THE TASK: This exercise calls for copying every line below that holds the word "Enter".

EXERCISE INPUT:

# # #

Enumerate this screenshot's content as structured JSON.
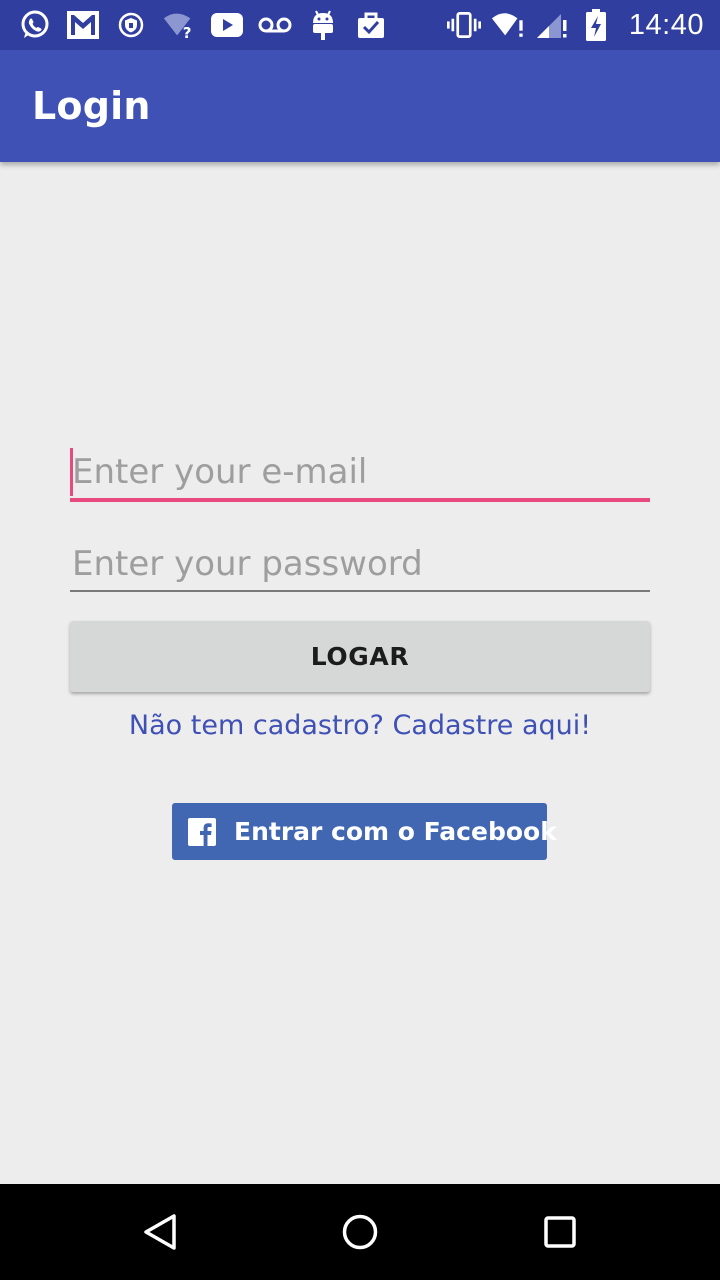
{
  "status_bar": {
    "time": "14:40",
    "left_icons": [
      "whatsapp-icon",
      "gmail-icon",
      "vpn-shield-icon",
      "wifi-question-icon",
      "youtube-icon",
      "voicemail-icon",
      "android-debug-icon",
      "clipboard-check-icon"
    ],
    "right_icons": [
      "vibrate-icon",
      "wifi-alert-icon",
      "signal-alert-icon",
      "battery-charging-icon"
    ]
  },
  "app_bar": {
    "title": "Login",
    "color": "#3f51b5"
  },
  "form": {
    "email_placeholder": "Enter your e-mail",
    "email_value": "",
    "password_placeholder": "Enter your password",
    "password_value": "",
    "login_label": "LOGAR",
    "register_link": "Não tem cadastro? Cadastre aqui!",
    "accent_color": "#e84a7f"
  },
  "facebook": {
    "label": "Entrar com o Facebook",
    "icon": "facebook-icon",
    "color": "#4267b2"
  },
  "nav_bar": {
    "buttons": [
      "back-icon",
      "home-icon",
      "recents-icon"
    ]
  }
}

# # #

TASK RESULT:
    "email_placeholder": "Enter your e-mail",
    "password_placeholder": "Enter your password",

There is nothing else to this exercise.